© Copyright Policy - open-access
Related In: Results  -  Collection

License
Show All Figures
getmorefigures.php?uid=PMC3585434&req=5

Figure 1: Examples of the stimuli from the database. Tree examples of items from each category of stimuli. Information regarding the examples is reported in the Appendix.
Mentions: The final database comprises 877 images. All images are open-source and compiled from a web-based search. Each image depicts an item belonging to one of eight different categories: (1) natural-food (e.g., strawberry; N = 99 images); (2) transformed-food (e.g., french fries; N = 153 images); (3) rotten-food (e.g., moldy banana; N = 43 images); (4) natural-non-food items (e.g., pinecone; N = 53 images), (5) artificial food-related objects (e.g., teacup; N = 119 images); (6) artificial objects (e.g., guitar; N = 299 images); (7) animals (e.g., camel; N = 54 images); and (8) scenes (e.g., airport; N = 57 images). Figure 1 displays three examples of picture for each category.

Bottom Line: Despite the importance of the issues and the relevance of this research, comprehensive and validated databases of stimuli are rather limited, outdated, or not available for non-commercial purposes to independent researchers who aim at developing their own research program.The FoodCast Research Image Database (FRIDa) we present here includes 877 images belonging to eight different categories: natural-food (e.g., strawberry), transformed-food (e.g., french fries), rotten-food (e.g., moldy banana), natural-non-food items (e.g., pinecone), artificial food-related objects (e.g., teacup), artificial objects (e.g., guitar), animals (e.g., camel), and scenes (e.g., airport).FRIDa has been validated on a sample of healthy participants (N = 73) on standard variables (e.g., valence, familiarity, etc.) as well as on other variables specifically related to food items (e.g., perceived calorie content); it also includes data on the visual features of the stimuli (e.g., brightness, high frequency power, etc.).

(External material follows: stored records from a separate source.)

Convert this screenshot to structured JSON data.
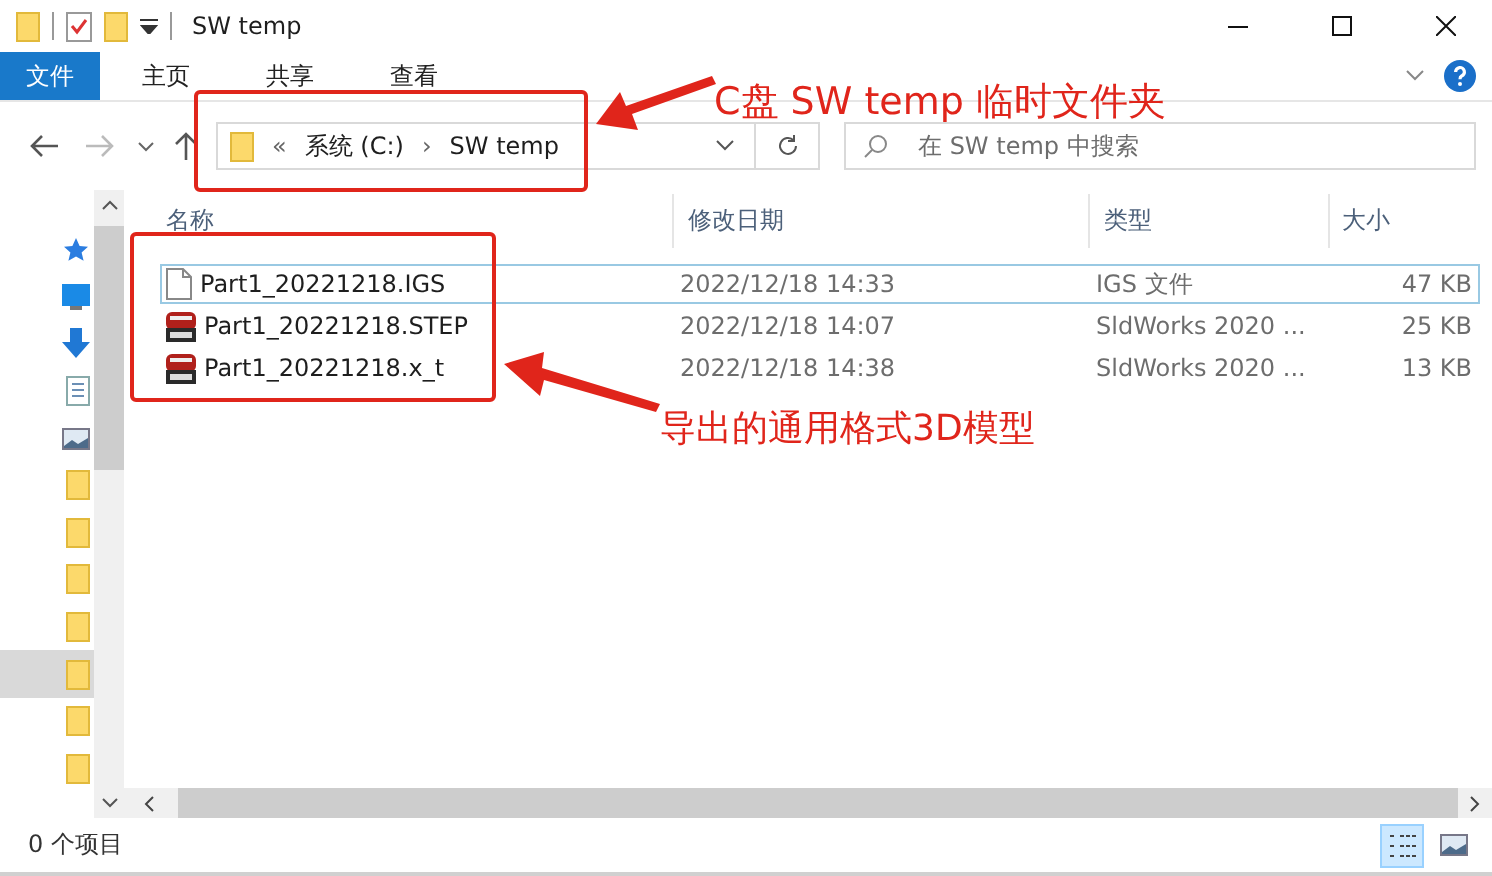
{
  "window": {
    "title": "SW temp"
  },
  "ribbon_tabs": [
    {
      "label": "文件",
      "selected": true
    },
    {
      "label": "主页",
      "selected": false
    },
    {
      "label": "共享",
      "selected": false
    },
    {
      "label": "查看",
      "selected": false
    }
  ],
  "address_bar": {
    "overflow": "«",
    "segments": [
      "系统 (C:)",
      "SW temp"
    ],
    "separator": "›"
  },
  "search": {
    "placeholder": "在 SW temp 中搜索"
  },
  "nav_pane": [
    {
      "kind": "pin",
      "selected": false
    },
    {
      "kind": "desktop",
      "selected": false
    },
    {
      "kind": "download",
      "selected": false
    },
    {
      "kind": "document",
      "selected": false
    },
    {
      "kind": "picture",
      "selected": false
    },
    {
      "kind": "folder",
      "selected": false
    },
    {
      "kind": "folder",
      "selected": false
    },
    {
      "kind": "folder",
      "selected": false
    },
    {
      "kind": "folder",
      "selected": false
    },
    {
      "kind": "folder",
      "selected": true
    },
    {
      "kind": "folder",
      "selected": false
    },
    {
      "kind": "folder",
      "selected": false
    }
  ],
  "table": {
    "columns": [
      "名称",
      "修改日期",
      "类型",
      "大小"
    ],
    "rows": [
      {
        "kind": "document",
        "focused": true,
        "name": "Part1_20221218.IGS",
        "modified": "2022/12/18 14:33",
        "type": "IGS 文件",
        "size": "47 KB"
      },
      {
        "kind": "solidworks",
        "focused": false,
        "name": "Part1_20221218.STEP",
        "modified": "2022/12/18 14:07",
        "type": "SldWorks 2020 ...",
        "size": "25 KB"
      },
      {
        "kind": "solidworks",
        "focused": false,
        "name": "Part1_20221218.x_t",
        "modified": "2022/12/18 14:38",
        "type": "SldWorks 2020 ...",
        "size": "13 KB"
      }
    ]
  },
  "status_bar": {
    "item_count": "0 个项目",
    "view_buttons": [
      {
        "kind": "details",
        "selected": true
      },
      {
        "kind": "thumbnails",
        "selected": false
      }
    ]
  },
  "annotations": [
    {
      "text": "C盘 SW temp 临时文件夹"
    },
    {
      "text": "导出的通用格式3D模型"
    }
  ]
}
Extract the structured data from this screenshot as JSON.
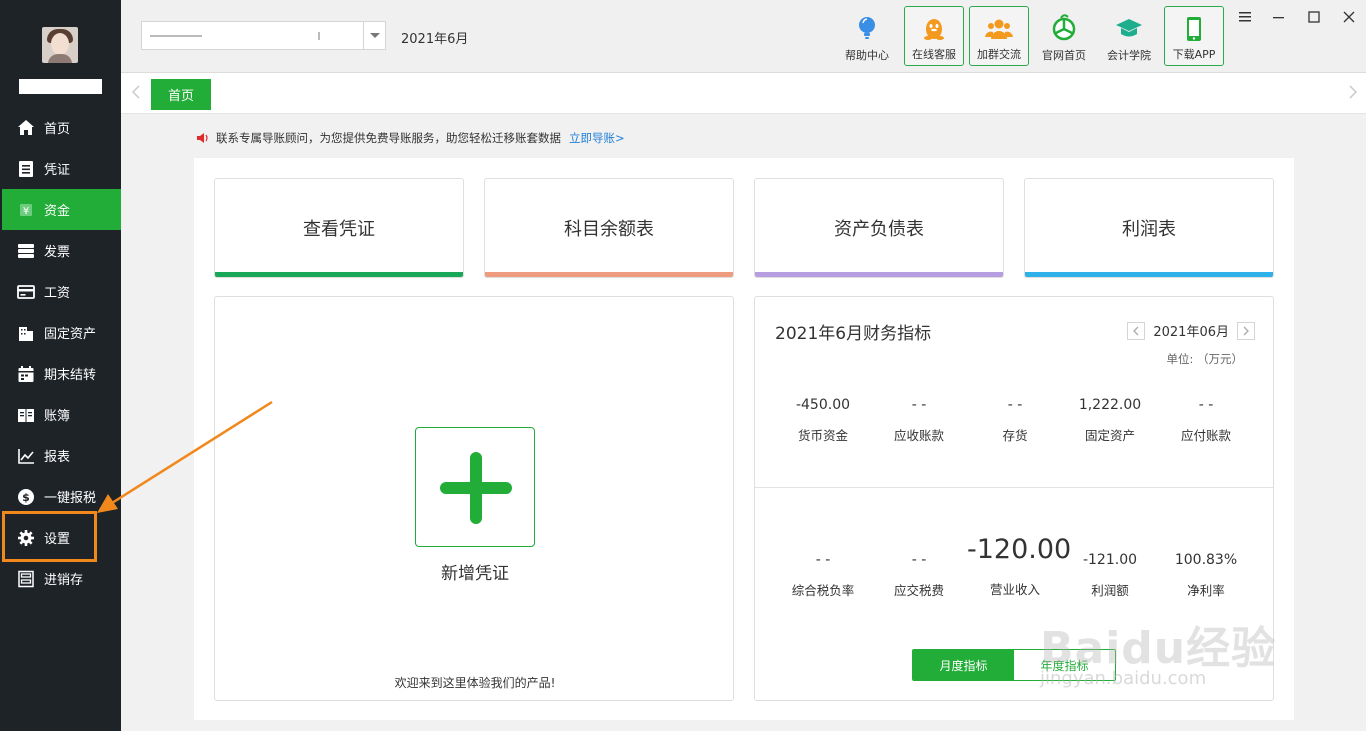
{
  "sidebar": {
    "items": [
      {
        "label": "首页",
        "icon": "home-icon"
      },
      {
        "label": "凭证",
        "icon": "voucher-icon"
      },
      {
        "label": "资金",
        "icon": "yuan-icon"
      },
      {
        "label": "发票",
        "icon": "invoice-icon"
      },
      {
        "label": "工资",
        "icon": "salary-card-icon"
      },
      {
        "label": "固定资产",
        "icon": "building-icon"
      },
      {
        "label": "期末结转",
        "icon": "calendar-icon"
      },
      {
        "label": "账簿",
        "icon": "ledger-book-icon"
      },
      {
        "label": "报表",
        "icon": "chart-line-icon"
      },
      {
        "label": "一键报税",
        "icon": "dollar-circle-icon"
      },
      {
        "label": "设置",
        "icon": "gear-icon"
      },
      {
        "label": "进销存",
        "icon": "inventory-icon"
      }
    ],
    "active_index": 2
  },
  "header": {
    "period": "2021年6月",
    "tools": [
      {
        "label": "帮助中心",
        "icon": "lightbulb-icon"
      },
      {
        "label": "在线客服",
        "icon": "qq-penguin-icon"
      },
      {
        "label": "加群交流",
        "icon": "group-chat-icon"
      },
      {
        "label": "官网首页",
        "icon": "website-home-icon"
      },
      {
        "label": "会计学院",
        "icon": "graduation-cap-icon"
      },
      {
        "label": "下载APP",
        "icon": "mobile-phone-icon"
      }
    ]
  },
  "tabs": {
    "home": "首页"
  },
  "notice": {
    "text": "联系专属导账顾问，为您提供免费导账服务，助您轻松迁移账套数据",
    "link": "立即导账>"
  },
  "quick_cards": [
    {
      "label": "查看凭证",
      "color": "#19a85a"
    },
    {
      "label": "科目余额表",
      "color": "#ee9b80"
    },
    {
      "label": "资产负债表",
      "color": "#b79ee0"
    },
    {
      "label": "利润表",
      "color": "#2eb0e8"
    }
  ],
  "new_voucher": {
    "label": "新增凭证",
    "welcome": "欢迎来到这里体验我们的产品!"
  },
  "finance": {
    "title": "2021年6月财务指标",
    "month": "2021年06月",
    "unit": "单位: （万元）",
    "row1": [
      {
        "value": "-450.00",
        "label": "货币资金"
      },
      {
        "value": "- -",
        "label": "应收账款"
      },
      {
        "value": "- -",
        "label": "存货"
      },
      {
        "value": "1,222.00",
        "label": "固定资产"
      },
      {
        "value": "- -",
        "label": "应付账款"
      }
    ],
    "row2": [
      {
        "value": "- -",
        "label": "综合税负率"
      },
      {
        "value": "- -",
        "label": "应交税费"
      },
      {
        "value": "-120.00",
        "label": "营业收入"
      },
      {
        "value": "-121.00",
        "label": "利润额"
      },
      {
        "value": "100.83%",
        "label": "净利率"
      }
    ],
    "toggle_monthly": "月度指标",
    "toggle_yearly": "年度指标"
  },
  "watermark": {
    "brand": "Baidu经验",
    "url": "jingyan.baidu.com"
  },
  "colors": {
    "accent": "#22ac38",
    "sidebar_bg": "#1e2328",
    "annotation": "#f0881c"
  }
}
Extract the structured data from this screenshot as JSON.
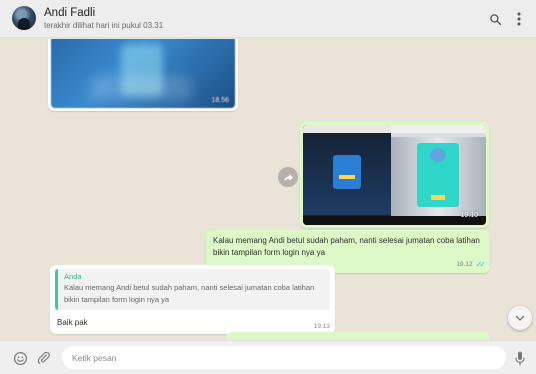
{
  "header": {
    "contact_name": "Andi Fadli",
    "last_seen": "terakhir dilihat hari ini pukul 03.31",
    "icons": [
      "search-icon",
      "menu-icon"
    ]
  },
  "messages": [
    {
      "type": "image",
      "direction": "in",
      "time": "18.56"
    },
    {
      "type": "image",
      "direction": "out",
      "time": "19.10",
      "status": "read"
    },
    {
      "type": "text",
      "direction": "out",
      "text": "Kalau memang Andi betul sudah paham, nanti selesai jumatan coba latihan bikin tampilan form login nya ya",
      "time": "19.12",
      "status": "read"
    },
    {
      "type": "reply",
      "direction": "in",
      "quote_author": "Anda",
      "quote_text": "Kalau memang Andi betul sudah paham, nanti selesai jumatan coba latihan bikin tampilan form login nya ya",
      "text": "Baik pak",
      "time": "19.13"
    }
  ],
  "composer": {
    "placeholder": "Ketik pesan",
    "icons": [
      "emoji-icon",
      "attach-icon",
      "mic-icon"
    ]
  },
  "colors": {
    "outgoing_bubble": "#dbf8c6",
    "incoming_bubble": "#ffffff",
    "chat_background": "#e9e3d8",
    "read_ticks": "#4fb6ec",
    "quote_accent": "#35cd96"
  }
}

View Article: PubMed Central - PubMed

Affiliation: Cognitive Neuroscience Sector, SISSA - Trieste Trieste, Italy.

ABSTRACT
In recent years we have witnessed an increasing interest in food processing and eating behaviors. This is probably due to several reasons. The biological relevance of food choices, the complexity of the food-rich environment in which we presently live (making food-intake regulation difficult), and the increasing health care cost due to illness associated with food (food hazards, food contamination, and aberrant food-intake). Despite the importance of the issues and the relevance of this research, comprehensive and validated databases of stimuli are rather limited, outdated, or not available for non-commercial purposes to independent researchers who aim at developing their own research program. The FoodCast Research Image Database (FRIDa) we present here includes 877 images belonging to eight different categories: natural-food (e.g., strawberry), transformed-food (e.g., french fries), rotten-food (e.g., moldy banana), natural-non-food items (e.g., pinecone), artificial food-related objects (e.g., teacup), artificial objects (e.g., guitar), animals (e.g., camel), and scenes (e.g., airport). FRIDa has been validated on a sample of healthy participants (N = 73) on standard variables (e.g., valence, familiarity, etc.) as well as on other variables specifically related to food items (e.g., perceived calorie content); it also includes data on the visual features of the stimuli (e.g., brightness, high frequency power, etc.). FRIDa is a well-controlled, flexible, validated, and freely available (http://foodcast.sissa.it/neuroscience/) tool for researchers in a wide range of academic fields and industry.

No MeSH data available.


Related in: MedlinePlus